## Supplied material:
-------

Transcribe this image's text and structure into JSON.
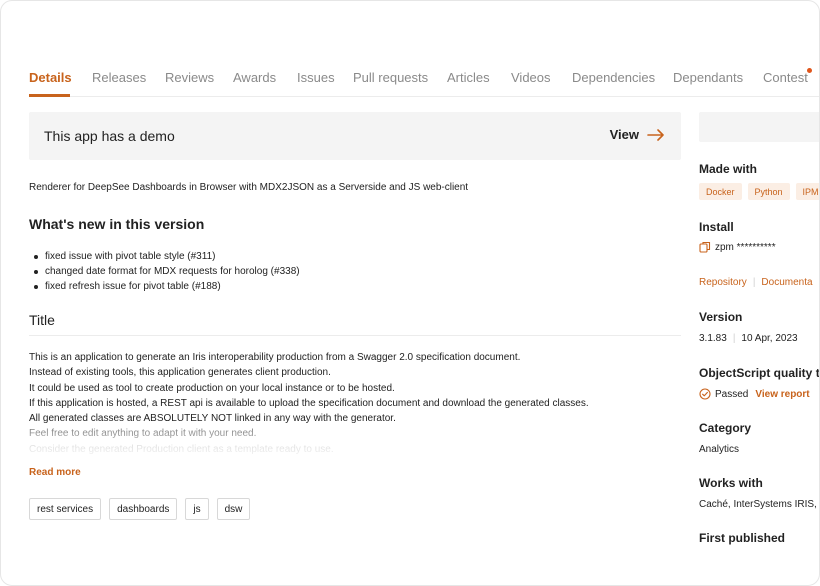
{
  "tabs": [
    {
      "label": "Details",
      "active": true
    },
    {
      "label": "Releases"
    },
    {
      "label": "Reviews"
    },
    {
      "label": "Awards"
    },
    {
      "label": "Issues"
    },
    {
      "label": "Pull requests"
    },
    {
      "label": "Articles"
    },
    {
      "label": "Videos"
    },
    {
      "label": "Dependencies"
    },
    {
      "label": "Dependants"
    },
    {
      "label": "Contest"
    }
  ],
  "demo": {
    "text": "This app has a demo",
    "view_label": "View"
  },
  "description": "Renderer for DeepSee Dashboards in Browser with MDX2JSON as a Serverside and JS web-client",
  "whats_new": {
    "heading": "What's new in this version",
    "items": [
      "fixed issue with pivot table style (#311)",
      "changed date format for MDX requests for horolog (#338)",
      "fixed refresh issue for pivot table (#188)"
    ]
  },
  "title_section": {
    "heading": "Title",
    "lines": [
      "This is an application to generate an Iris interoperability production from a Swagger 2.0 specification document.",
      "Instead of existing tools, this application generates client production.",
      "It could be used as tool to create production on your local instance or to be hosted.",
      "If this application is hosted, a REST api is available to upload the specification document and download the generated classes.",
      "All generated classes are ABSOLUTELY NOT linked in any way with the generator.",
      "Feel free to edit anything to adapt it with your need.",
      "Consider the generated Production client as a template ready to use."
    ],
    "read_more": "Read more"
  },
  "tags": [
    "rest services",
    "dashboards",
    "js",
    "dsw"
  ],
  "sidebar": {
    "made_with": {
      "heading": "Made with",
      "chips": [
        "Docker",
        "Python",
        "IPM"
      ]
    },
    "install": {
      "heading": "Install",
      "command": "zpm **********"
    },
    "links": {
      "repository": "Repository",
      "separator": "|",
      "documentation": "Documenta"
    },
    "version": {
      "heading": "Version",
      "number": "3.1.83",
      "separator": "|",
      "date": "10 Apr, 2023"
    },
    "quality": {
      "heading": "ObjectScript quality t",
      "status": "Passed",
      "view_report": "View report"
    },
    "category": {
      "heading": "Category",
      "value": "Analytics"
    },
    "works_with": {
      "heading": "Works with",
      "value": "Caché, InterSystems IRIS,"
    },
    "first_published": {
      "heading": "First published"
    }
  },
  "colors": {
    "accent": "#c8631c",
    "chip_bg": "#fbeee4",
    "banner_bg": "#f4f4f4"
  }
}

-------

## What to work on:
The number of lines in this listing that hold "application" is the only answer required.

## Result of the exercise:
3